▸ **Assignment**
Each entry should be restated word for word, with all pictures left out.
○ ○ ○ ○ ○
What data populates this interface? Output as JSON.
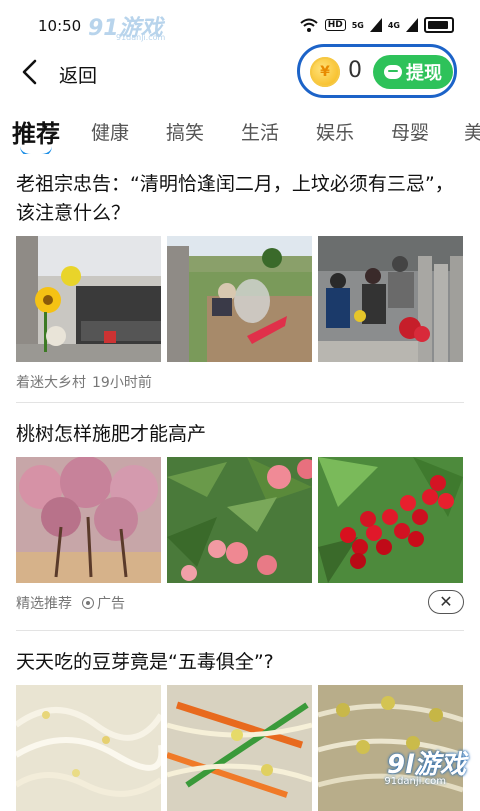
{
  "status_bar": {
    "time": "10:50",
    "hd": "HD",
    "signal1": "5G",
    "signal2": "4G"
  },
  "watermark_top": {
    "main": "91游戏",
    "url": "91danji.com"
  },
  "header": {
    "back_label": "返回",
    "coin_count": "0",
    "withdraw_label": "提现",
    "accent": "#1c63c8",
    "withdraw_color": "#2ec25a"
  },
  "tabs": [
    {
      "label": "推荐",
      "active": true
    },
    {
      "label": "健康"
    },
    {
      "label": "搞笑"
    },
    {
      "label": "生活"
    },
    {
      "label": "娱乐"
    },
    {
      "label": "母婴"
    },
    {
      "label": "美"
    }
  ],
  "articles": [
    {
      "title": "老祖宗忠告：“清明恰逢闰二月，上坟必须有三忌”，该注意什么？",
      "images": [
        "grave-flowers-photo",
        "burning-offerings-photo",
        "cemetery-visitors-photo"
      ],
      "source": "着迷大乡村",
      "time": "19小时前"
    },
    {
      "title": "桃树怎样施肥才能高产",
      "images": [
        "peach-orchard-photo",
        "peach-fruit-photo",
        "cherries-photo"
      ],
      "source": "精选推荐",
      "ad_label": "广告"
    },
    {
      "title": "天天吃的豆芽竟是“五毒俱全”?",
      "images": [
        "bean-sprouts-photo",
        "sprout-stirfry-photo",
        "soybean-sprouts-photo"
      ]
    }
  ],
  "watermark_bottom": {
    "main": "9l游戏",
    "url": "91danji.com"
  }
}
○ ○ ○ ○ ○
▸ **Exercise answer**
What data populates this interface? Output as JSON.
{
  "status_bar": {
    "time": "10:50",
    "hd": "HD",
    "signal1": "5G",
    "signal2": "4G"
  },
  "watermark_top": {
    "main": "91游戏",
    "url": "91danji.com"
  },
  "header": {
    "back_label": "返回",
    "coin_count": "0",
    "withdraw_label": "提现",
    "accent": "#1c63c8",
    "withdraw_color": "#2ec25a"
  },
  "tabs": [
    {
      "label": "推荐",
      "active": true
    },
    {
      "label": "健康"
    },
    {
      "label": "搞笑"
    },
    {
      "label": "生活"
    },
    {
      "label": "娱乐"
    },
    {
      "label": "母婴"
    },
    {
      "label": "美"
    }
  ],
  "articles": [
    {
      "title": "老祖宗忠告：“清明恰逢闰二月，上坟必须有三忌”，该注意什么？",
      "images": [
        "grave-flowers-photo",
        "burning-offerings-photo",
        "cemetery-visitors-photo"
      ],
      "source": "着迷大乡村",
      "time": "19小时前"
    },
    {
      "title": "桃树怎样施肥才能高产",
      "images": [
        "peach-orchard-photo",
        "peach-fruit-photo",
        "cherries-photo"
      ],
      "source": "精选推荐",
      "ad_label": "广告"
    },
    {
      "title": "天天吃的豆芽竟是“五毒俱全”?",
      "images": [
        "bean-sprouts-photo",
        "sprout-stirfry-photo",
        "soybean-sprouts-photo"
      ]
    }
  ],
  "watermark_bottom": {
    "main": "9l游戏",
    "url": "91danji.com"
  }
}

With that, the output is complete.